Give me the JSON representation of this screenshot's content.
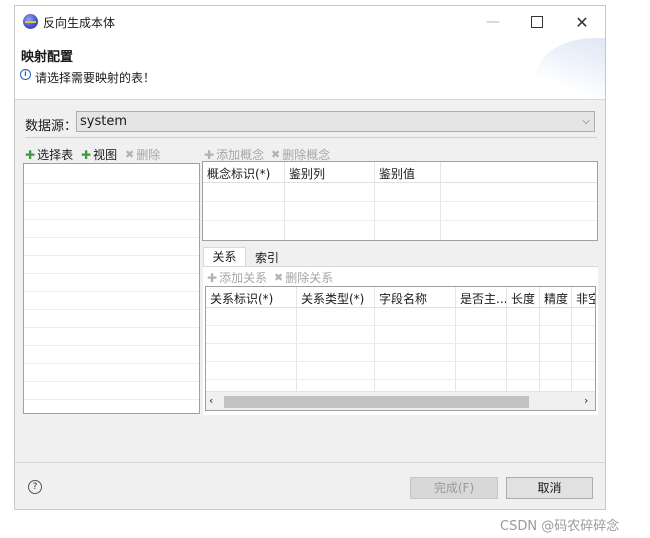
{
  "window": {
    "title": "反向生成本体",
    "controls": {
      "minimize": "—",
      "maximize": "☐",
      "close": "✕"
    }
  },
  "header": {
    "title": "映射配置",
    "message": "请选择需要映射的表！",
    "info_icon": "ⓘ"
  },
  "datasource": {
    "label": "数据源：",
    "value": "system"
  },
  "left_toolbar": {
    "select_table": "选择表",
    "view": "视图",
    "delete": "删除"
  },
  "concept_toolbar": {
    "add_concept": "添加概念",
    "delete_concept": "删除概念"
  },
  "concept_table": {
    "columns": [
      "概念标识(*)",
      "鉴别列",
      "鉴别值"
    ]
  },
  "tabs": [
    {
      "label": "关系"
    },
    {
      "label": "索引"
    }
  ],
  "relation_toolbar": {
    "add_relation": "添加关系",
    "delete_relation": "删除关系"
  },
  "relation_table": {
    "columns": [
      "关系标识(*)",
      "关系类型(*)",
      "字段名称",
      "是否主...",
      "长度",
      "精度",
      "非空"
    ]
  },
  "footer": {
    "help_icon": "?",
    "finish": "完成(F)",
    "cancel": "取消"
  },
  "watermark": "CSDN @码农碎碎念"
}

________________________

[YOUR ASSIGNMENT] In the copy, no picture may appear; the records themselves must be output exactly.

[REPLY]
Give me the JSON representation of this screenshot's content.
{
  "window": {
    "title": "反向生成本体",
    "controls": {
      "minimize": "—",
      "maximize": "☐",
      "close": "✕"
    }
  },
  "header": {
    "title": "映射配置",
    "message": "请选择需要映射的表！",
    "info_icon": "ⓘ"
  },
  "datasource": {
    "label": "数据源：",
    "value": "system"
  },
  "left_toolbar": {
    "select_table": "选择表",
    "view": "视图",
    "delete": "删除"
  },
  "concept_toolbar": {
    "add_concept": "添加概念",
    "delete_concept": "删除概念"
  },
  "concept_table": {
    "columns": [
      "概念标识(*)",
      "鉴别列",
      "鉴别值"
    ]
  },
  "tabs": [
    {
      "label": "关系"
    },
    {
      "label": "索引"
    }
  ],
  "relation_toolbar": {
    "add_relation": "添加关系",
    "delete_relation": "删除关系"
  },
  "relation_table": {
    "columns": [
      "关系标识(*)",
      "关系类型(*)",
      "字段名称",
      "是否主...",
      "长度",
      "精度",
      "非空"
    ]
  },
  "footer": {
    "help_icon": "?",
    "finish": "完成(F)",
    "cancel": "取消"
  },
  "watermark": "CSDN @码农碎碎念"
}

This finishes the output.